What you will do: Omit each picture as you copy the entries exactly.

Supplied data:
■ ■ ■ ■ ■ ■ ■
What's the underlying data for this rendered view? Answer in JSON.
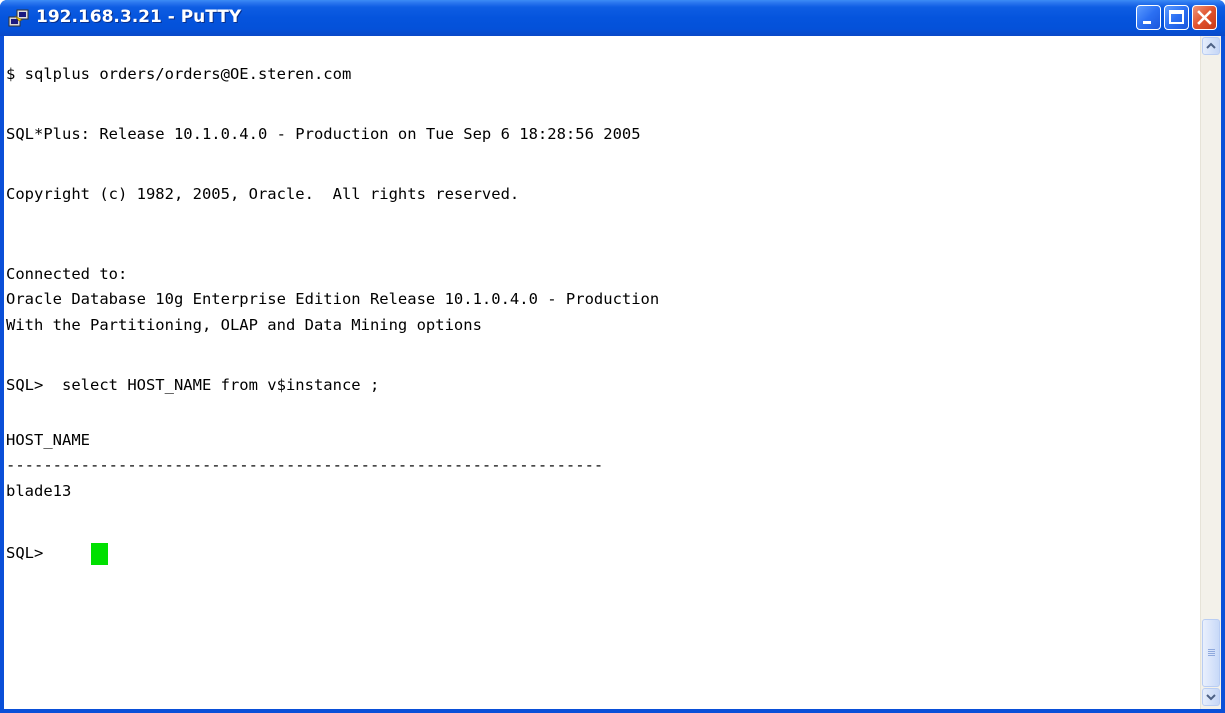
{
  "window": {
    "title": "192.168.3.21 - PuTTY",
    "icon": "putty-icon"
  },
  "titlebar_buttons": {
    "minimize": "minimize-icon",
    "maximize": "maximize-icon",
    "close": "close-icon"
  },
  "terminal": {
    "lines": [
      "$ sqlplus orders/orders@OE.steren.com",
      "",
      "SQL*Plus: Release 10.1.0.4.0 - Production on Tue Sep 6 18:28:56 2005",
      "",
      "Copyright (c) 1982, 2005, Oracle.  All rights reserved.",
      "",
      "",
      "Connected to:",
      "Oracle Database 10g Enterprise Edition Release 10.1.0.4.0 - Production",
      "With the Partitioning, OLAP and Data Mining options",
      "",
      "SQL>  select HOST_NAME from v$instance ;",
      "",
      "HOST_NAME",
      "----------------------------------------------------------------",
      "blade13",
      "",
      "SQL> "
    ],
    "cursor_color": "#00e000",
    "background": "#ffffff",
    "foreground": "#000000"
  }
}
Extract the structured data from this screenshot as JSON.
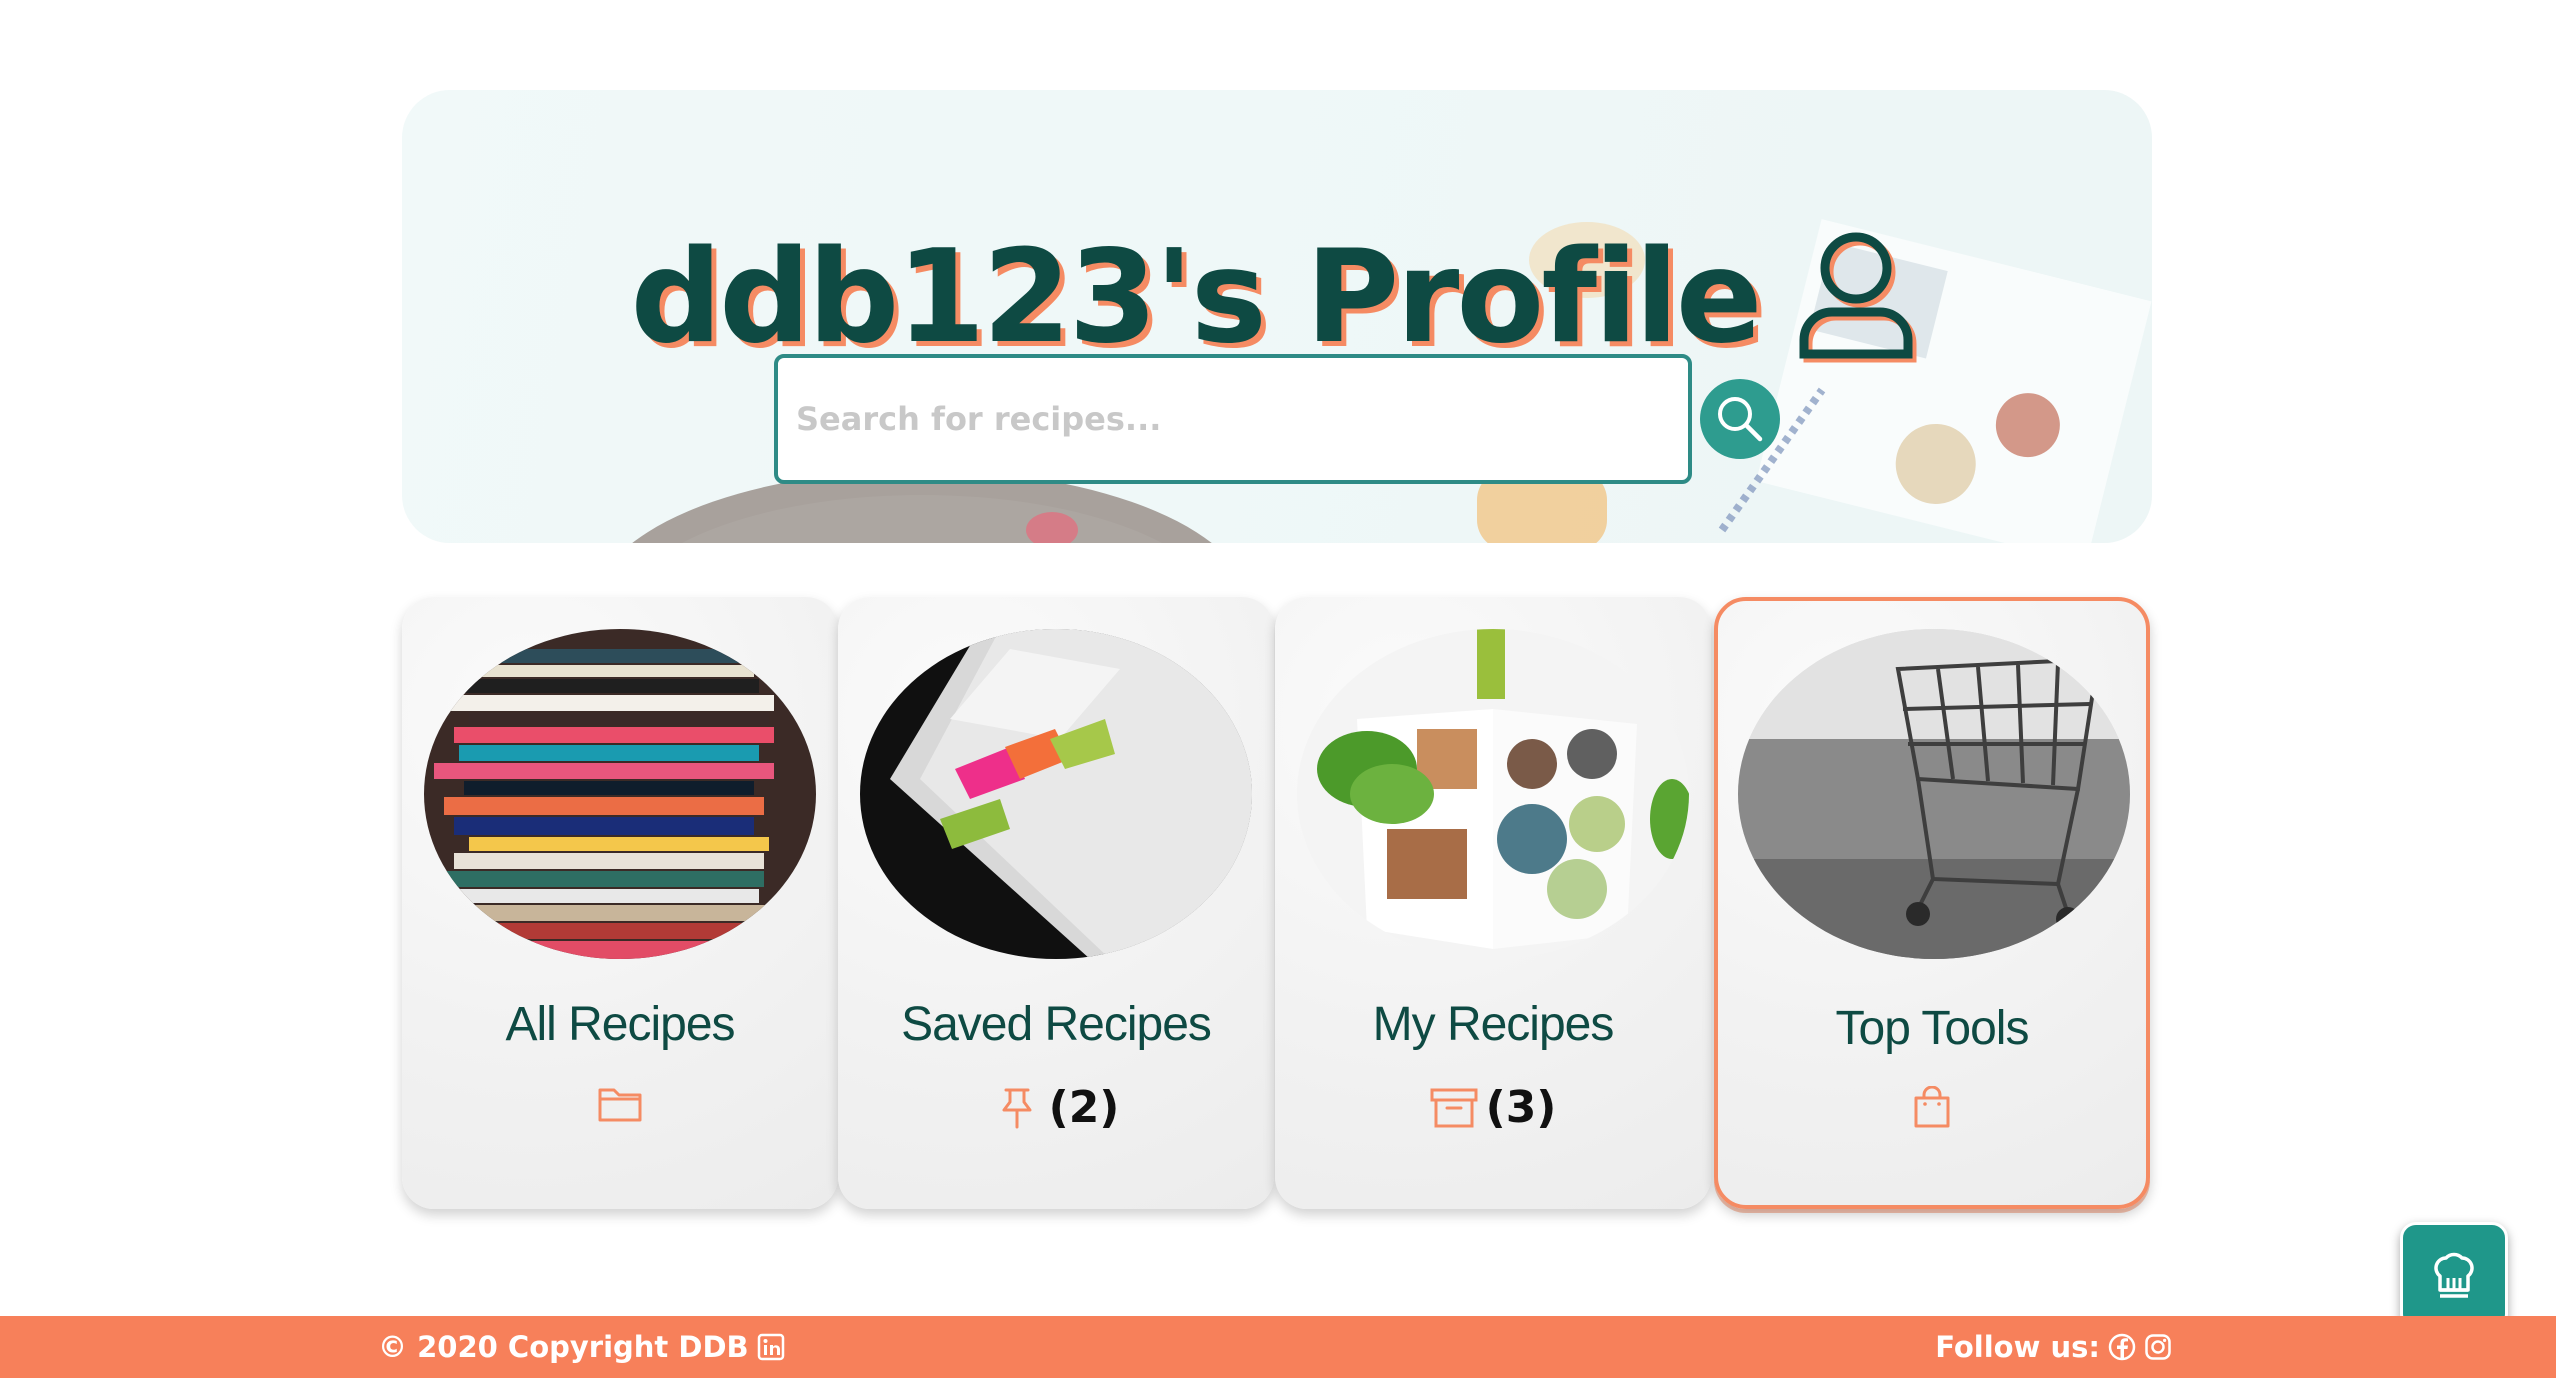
{
  "profile": {
    "title": "ddb123's Profile",
    "icon": "user-icon"
  },
  "search": {
    "placeholder": "Search for recipes...",
    "value": "",
    "button_icon": "search-icon"
  },
  "cards": [
    {
      "title": "All Recipes",
      "icon": "folder-icon",
      "count": "",
      "selected": false
    },
    {
      "title": "Saved Recipes",
      "icon": "pin-icon",
      "count": "(2)",
      "selected": false
    },
    {
      "title": "My Recipes",
      "icon": "archive-box-icon",
      "count": "(3)",
      "selected": false
    },
    {
      "title": "Top Tools",
      "icon": "shopping-bag-icon",
      "count": "",
      "selected": true
    }
  ],
  "footer": {
    "copyright": "© 2020 Copyright DDB",
    "copyright_icon": "linkedin-icon",
    "follow_label": "Follow us:",
    "social_icons": [
      "facebook-icon",
      "instagram-icon"
    ]
  },
  "floating_button": {
    "icon": "chef-hat-icon"
  },
  "colors": {
    "brand_dark_teal": "#0e4a43",
    "accent_teal": "#2e9c8f",
    "accent_coral": "#f58b63",
    "footer_bg": "#f7805a"
  }
}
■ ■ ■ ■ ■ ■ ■
Response:
What's the underlying data for this rendered view? Answer in JSON.
{
  "window": {
    "title": "192.168.3.21 - PuTTY",
    "icon": "putty-icon"
  },
  "titlebar_buttons": {
    "minimize": "minimize-icon",
    "maximize": "maximize-icon",
    "close": "close-icon"
  },
  "terminal": {
    "lines": [
      "$ sqlplus orders/orders@OE.steren.com",
      "",
      "SQL*Plus: Release 10.1.0.4.0 - Production on Tue Sep 6 18:28:56 2005",
      "",
      "Copyright (c) 1982, 2005, Oracle.  All rights reserved.",
      "",
      "",
      "Connected to:",
      "Oracle Database 10g Enterprise Edition Release 10.1.0.4.0 - Production",
      "With the Partitioning, OLAP and Data Mining options",
      "",
      "SQL>  select HOST_NAME from v$instance ;",
      "",
      "HOST_NAME",
      "----------------------------------------------------------------",
      "blade13",
      "",
      "SQL> "
    ],
    "cursor_color": "#00e000",
    "background": "#ffffff",
    "foreground": "#000000"
  }
}
Extract the structured data from this screenshot as JSON.
{
  "profile": {
    "title": "ddb123's Profile",
    "icon": "user-icon"
  },
  "search": {
    "placeholder": "Search for recipes...",
    "value": "",
    "button_icon": "search-icon"
  },
  "cards": [
    {
      "title": "All Recipes",
      "icon": "folder-icon",
      "count": "",
      "selected": false
    },
    {
      "title": "Saved Recipes",
      "icon": "pin-icon",
      "count": "(2)",
      "selected": false
    },
    {
      "title": "My Recipes",
      "icon": "archive-box-icon",
      "count": "(3)",
      "selected": false
    },
    {
      "title": "Top Tools",
      "icon": "shopping-bag-icon",
      "count": "",
      "selected": true
    }
  ],
  "footer": {
    "copyright": "© 2020 Copyright DDB",
    "copyright_icon": "linkedin-icon",
    "follow_label": "Follow us:",
    "social_icons": [
      "facebook-icon",
      "instagram-icon"
    ]
  },
  "floating_button": {
    "icon": "chef-hat-icon"
  },
  "colors": {
    "brand_dark_teal": "#0e4a43",
    "accent_teal": "#2e9c8f",
    "accent_coral": "#f58b63",
    "footer_bg": "#f7805a"
  }
}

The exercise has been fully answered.